When it’s time to say farewell to your car, whether it’s a hoopty or a pretty nice ride, you still need to figure whether it would be better to sell it or trade it in. Trading it in is usually easier, but you typically get more money by selling it. Once you learn a few tips, you’ll know which direction to go.
You generally get more money by selling your car. One exception to this rule is if you are leasing. Lease deals are usually more beneficial when you trade in the car and lease another one. Car expert and radio personality Adam Goldfein says you should lease, not buy, if you meet three conditions: you have good credit, you drive fewer than 20,000 miles a year, and you like getting a new car every two to four years.
If your goal is to get rid of your old ride quickly with no hassle, choose the trade-in option. Trading it at the dealer means you get rid of your car immediately and can then show off your new one, if that is the plan. You don’t need to worry about cleaning up your car, advertising it, staying home on weekends to show the car or dealing with folks who say they are coming over but don’t. (ref. 1, page 2)
Dealers make more profit selling used cars than new ones, according to Don Fuller of AutoMedia.com. A trade-in is really the dealer buying the car at less than retail value from the customer of the new car. Offering less than retail value is how dealers make money. If your goal is to make as much money as possible on your car, the better option is to sell it yourself. That way, you can ask retail price and could potentially get it. You could stand to make a few thousand dollars more than what you would get as a trade in. (ref. 1, page 3)
Condition of Car
If your car is in bad shape and is showing its age, a trade-in might be the better choice. A trade-n, in this case, prevents you from spending money on extensive repairs required to sell the car for top dollar. You could end up spending too much time and money bringing the car into shape for it to be worth your while.
Relationship with Dealer
The exception to the rule of getting more from a private sale than from a trade-in comes when you have a relationship with the dealer, said Mark Perleberg, auto expert with NADAguides.com in a Bankrate.com article. If you are a regular customer whom the dealer counts on for periodic sales, he might offer you top dollar for a trade if your car is in excellent shape and is a popular model.

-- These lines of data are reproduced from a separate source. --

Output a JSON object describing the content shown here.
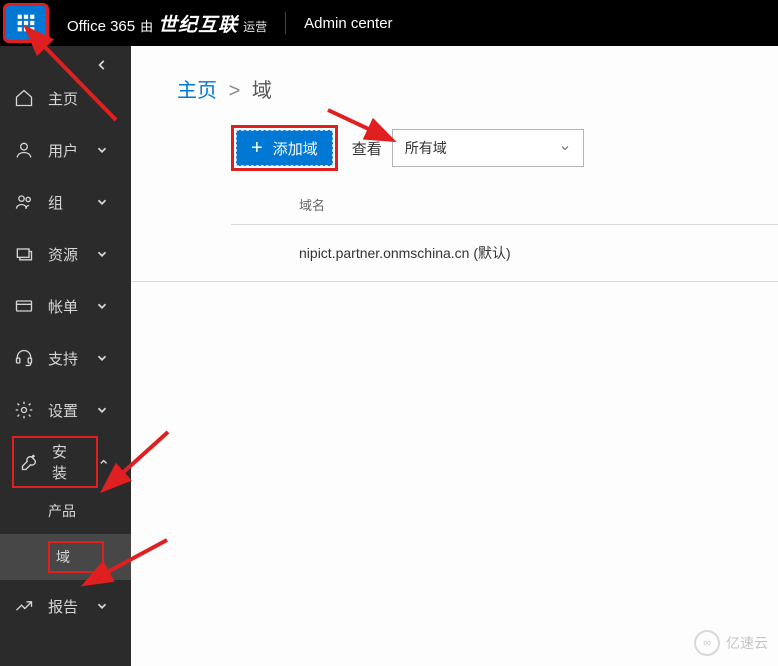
{
  "topbar": {
    "office": "Office 365",
    "by": "由",
    "cn_brand": "世纪互联",
    "operated": "运营",
    "admin_center": "Admin center"
  },
  "sidebar": {
    "items": [
      {
        "label": "主页"
      },
      {
        "label": "用户"
      },
      {
        "label": "组"
      },
      {
        "label": "资源"
      },
      {
        "label": "帐单"
      },
      {
        "label": "支持"
      },
      {
        "label": "设置"
      },
      {
        "label": "安装"
      },
      {
        "label": "报告"
      }
    ],
    "install_children": [
      {
        "label": "产品"
      },
      {
        "label": "域"
      }
    ]
  },
  "breadcrumb": {
    "home": "主页",
    "current": "域",
    "sep": ">"
  },
  "toolbar": {
    "add_domain": "添加域",
    "view_label": "查看",
    "view_value": "所有域"
  },
  "table": {
    "col_domain": "域名",
    "rows": [
      {
        "domain": "nipict.partner.onmschina.cn (默认)"
      }
    ]
  },
  "watermark": "亿速云"
}
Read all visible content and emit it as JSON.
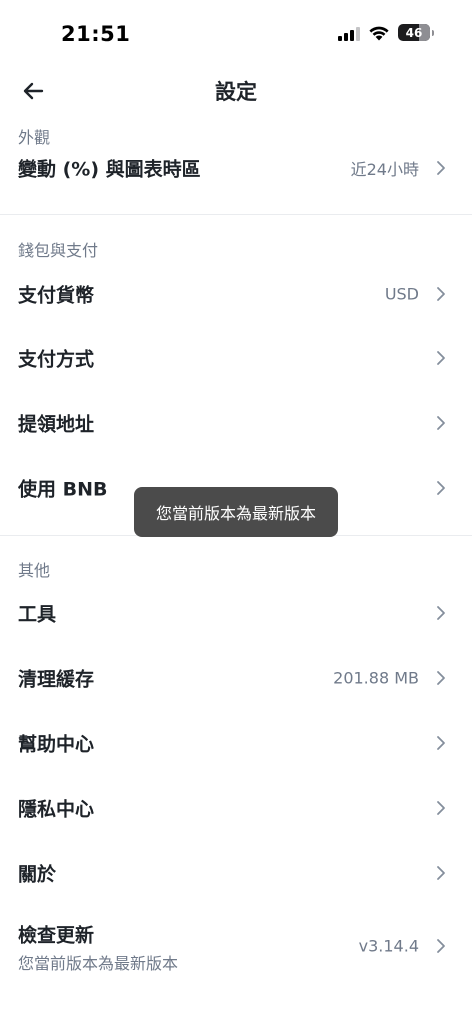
{
  "status_bar": {
    "time": "21:51",
    "battery": "46",
    "icons": [
      "signal-icon",
      "wifi-icon",
      "battery-icon"
    ]
  },
  "header": {
    "back_icon": "arrow-left-icon",
    "title": "設定"
  },
  "sections": {
    "appearance": {
      "title": "外觀",
      "items": [
        {
          "label": "變動 (%) 與圖表時區",
          "value": "近24小時"
        }
      ]
    },
    "wallet": {
      "title": "錢包與支付",
      "items": [
        {
          "label": "支付貨幣",
          "value": "USD"
        },
        {
          "label": "支付方式",
          "value": ""
        },
        {
          "label": "提領地址",
          "value": ""
        },
        {
          "label": "使用 BNB",
          "value": ""
        }
      ]
    },
    "other": {
      "title": "其他",
      "items": [
        {
          "label": "工具",
          "value": ""
        },
        {
          "label": "清理緩存",
          "value": "201.88 MB"
        },
        {
          "label": "幫助中心",
          "value": ""
        },
        {
          "label": "隱私中心",
          "value": ""
        },
        {
          "label": "關於",
          "value": ""
        },
        {
          "label": "檢查更新",
          "sublabel": "您當前版本為最新版本",
          "value": "v3.14.4"
        }
      ]
    }
  },
  "toast": {
    "message": "您當前版本為最新版本"
  },
  "colors": {
    "text_primary": "#1e2329",
    "text_secondary": "#707a8a",
    "divider": "#eaecef",
    "toast_bg": "#3c3c3c"
  }
}
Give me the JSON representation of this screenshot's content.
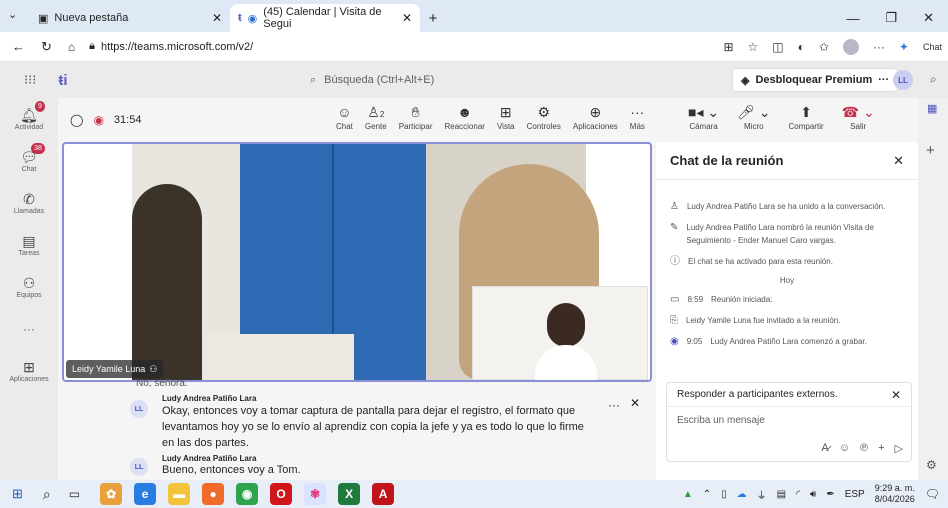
{
  "browser": {
    "tabs": [
      {
        "title": "Nueva pestaña"
      },
      {
        "title": "(45) Calendar | Visita de Segui"
      }
    ],
    "url": "https://teams.microsoft.com/v2/",
    "side_label": "Chat"
  },
  "teams": {
    "search_placeholder": "Búsqueda (Ctrl+Alt+E)",
    "premium_label": "Desbloquear Premium",
    "more": "···",
    "avatar_initials": "LL"
  },
  "rail": [
    {
      "label": "Actividad",
      "badge": "9"
    },
    {
      "label": "Chat",
      "badge": "38"
    },
    {
      "label": "Llamadas",
      "badge": ""
    },
    {
      "label": "Tareas",
      "badge": ""
    },
    {
      "label": "Equipos",
      "badge": ""
    },
    {
      "label": "···",
      "badge": ""
    },
    {
      "label": "Aplicaciones",
      "badge": ""
    }
  ],
  "meeting": {
    "timer": "31:54",
    "people_count": "2",
    "tools": [
      "Chat",
      "Gente",
      "Participar",
      "Reaccionar",
      "Vista",
      "Controles",
      "Aplicaciones",
      "Más"
    ],
    "camera": "Cámara",
    "mic": "Micro",
    "share": "Compartir",
    "leave": "Salir"
  },
  "stage": {
    "participant_name": "Leidy Yamile Luna"
  },
  "captions": {
    "partial_line": "No, señora.",
    "entries": [
      {
        "initials": "LL",
        "speaker": "Ludy Andrea Patiño Lara",
        "text": "Okay, entonces voy a tomar captura de pantalla para dejar el registro, el formato que levantamos hoy yo se lo envío al aprendiz con copia la jefe y ya es todo lo que lo firme en las dos partes."
      },
      {
        "initials": "LL",
        "speaker": "Ludy Andrea Patiño Lara",
        "text": "Bueno, entonces voy a Tom."
      }
    ],
    "more": "···"
  },
  "chat": {
    "title": "Chat de la reunión",
    "events": [
      {
        "icon": "person-joined-icon",
        "text": "Ludy Andrea Patiño Lara se ha unido a la conversación."
      },
      {
        "icon": "pencil-icon",
        "text": "Ludy Andrea Patiño Lara nombró la reunión Visita de Seguimiento - Ender Manuel Caro vargas."
      },
      {
        "icon": "info-icon",
        "text": "El chat se ha activado para esta reunión."
      }
    ],
    "day_label": "Hoy",
    "timeline": [
      {
        "icon": "video-icon",
        "time": "8:59",
        "text": "Reunión iniciada:"
      },
      {
        "icon": "invite-icon",
        "time": "",
        "text": "Leidy Yamile Luna fue invitado a la reunión."
      },
      {
        "icon": "record-icon",
        "time": "9:05",
        "text": "Ludy Andrea Patiño Lara comenzó a grabar."
      }
    ],
    "reply_label": "Responder a participantes externos.",
    "compose_placeholder": "Escriba un mensaje"
  },
  "taskbar": {
    "lang": "ESP",
    "time": "9:29 a. m.",
    "date": "8/04/2026"
  }
}
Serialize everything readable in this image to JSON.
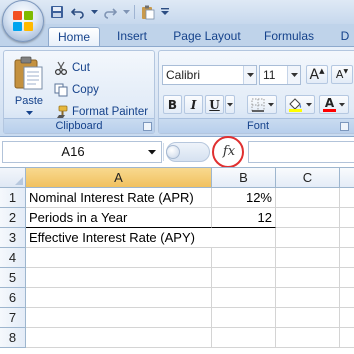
{
  "ribbon_tabs": [
    "Home",
    "Insert",
    "Page Layout",
    "Formulas",
    "D"
  ],
  "clipboard": {
    "paste_label": "Paste",
    "cut_label": "Cut",
    "copy_label": "Copy",
    "format_painter_label": "Format Painter",
    "group_label": "Clipboard"
  },
  "font": {
    "font_name": "Calibri",
    "font_size": "11",
    "bold": "B",
    "italic": "I",
    "underline": "U",
    "grow": "A",
    "shrink": "A",
    "font_color_letter": "A",
    "group_label": "Font"
  },
  "formula_bar": {
    "name_box": "A16",
    "fx": "fx",
    "formula": ""
  },
  "sheet": {
    "columns": [
      "A",
      "B",
      "C"
    ],
    "rows": [
      "1",
      "2",
      "3",
      "4",
      "5",
      "6",
      "7",
      "8"
    ],
    "cells": {
      "A1": "Nominal Interest Rate (APR)",
      "B1": "12%",
      "A2": "Periods in a Year",
      "B2": "12",
      "A3": "Effective Interest Rate (APY)"
    }
  },
  "colors": {
    "accent_blue": "#15428b",
    "fx_highlight": "#e03030",
    "selected_column": "#f1c15f"
  }
}
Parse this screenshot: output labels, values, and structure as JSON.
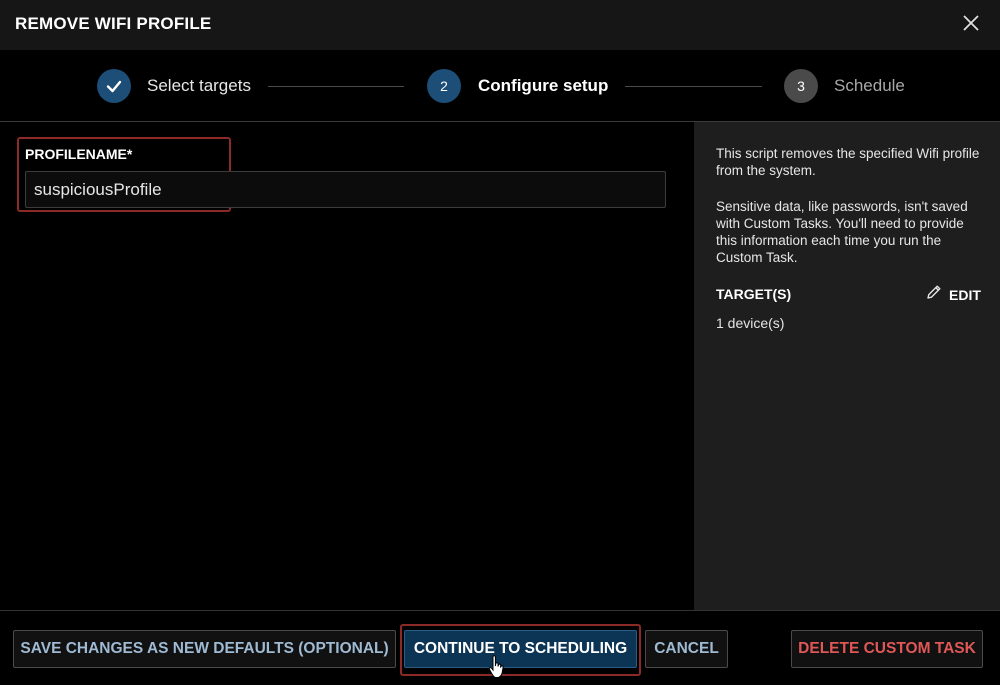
{
  "dialog": {
    "title": "REMOVE WIFI PROFILE",
    "close_icon": "close-icon"
  },
  "stepper": {
    "steps": [
      {
        "label": "Select targets",
        "state": "completed",
        "marker": "check-icon"
      },
      {
        "label": "Configure setup",
        "state": "active",
        "number": "2"
      },
      {
        "label": "Schedule",
        "state": "pending",
        "number": "3"
      }
    ]
  },
  "form": {
    "field_label": "PROFILENAME*",
    "field_value": "suspiciousProfile"
  },
  "sidebar": {
    "description_1": "This script removes the specified Wifi profile from the system.",
    "description_2": "Sensitive data, like passwords, isn't saved with Custom Tasks. You'll need to provide this information each time you run the Custom Task.",
    "targets_heading": "TARGET(S)",
    "edit_label": "EDIT",
    "edit_icon": "pencil-icon",
    "targets_count": "1 device(s)"
  },
  "footer": {
    "save_defaults_label": "SAVE CHANGES AS NEW DEFAULTS (OPTIONAL)",
    "continue_label": "CONTINUE TO SCHEDULING",
    "cancel_label": "CANCEL",
    "delete_label": "DELETE CUSTOM TASK"
  },
  "colors": {
    "background": "#000000",
    "panel": "#1e1e1e",
    "primary": "#0c3455",
    "step_active": "#1c4e78",
    "step_pending": "#4a4a4a",
    "link_text": "#9fbad3",
    "danger_text": "#e05757",
    "highlight": "#8c2a2a"
  }
}
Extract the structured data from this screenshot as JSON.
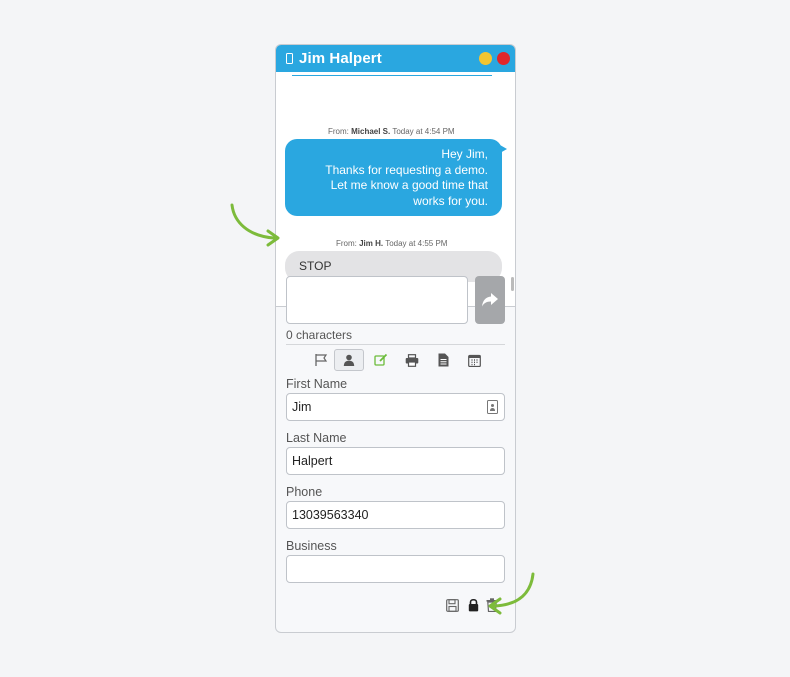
{
  "window": {
    "title": "Jim Halpert",
    "title_icon": "mobile-phone-icon",
    "controls": [
      "minimize-dot",
      "close-dot"
    ]
  },
  "messages": [
    {
      "meta_prefix": "From: ",
      "sender": "Michael S.",
      "time": " Today at 4:54 PM",
      "direction": "outgoing",
      "lines": [
        "Hey Jim,",
        "Thanks for requesting a demo.",
        "Let me know a good time that",
        "works for you."
      ]
    },
    {
      "meta_prefix": "From: ",
      "sender": "Jim H.",
      "time": " Today at 4:55 PM",
      "direction": "incoming",
      "text": "STOP"
    }
  ],
  "compose": {
    "value": "",
    "char_count": "0 characters",
    "send_icon": "share-arrow-icon"
  },
  "toolbar": {
    "icons": [
      "flag-icon",
      "person-icon",
      "edit-icon",
      "print-icon",
      "document-icon",
      "calendar-icon"
    ],
    "active": "person-icon"
  },
  "form": {
    "first_name_label": "First Name",
    "first_name_value": "Jim",
    "last_name_label": "Last Name",
    "last_name_value": "Halpert",
    "phone_label": "Phone",
    "phone_value": "13039563340",
    "business_label": "Business",
    "business_value": ""
  },
  "footer": {
    "icons": [
      "save-icon",
      "lock-icon",
      "trash-icon"
    ]
  },
  "colors": {
    "accent": "#2aa7e0",
    "annotation_arrow": "#7dbb3b",
    "minimize": "#f2c531",
    "close": "#e0262b"
  }
}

Laura Agadoni has been writing professionally since 1983. Her feature stories on area businesses, human interest and health and fitness appear in her local newspaper. She has also written and edited for a grassroots outreach effort and has been published in "Clean Eating" magazine and in "Dimensions" magazine, a CUNA Mutual publication. Agadoni has a Bachelor of Arts in communications from California State University-Fullerton.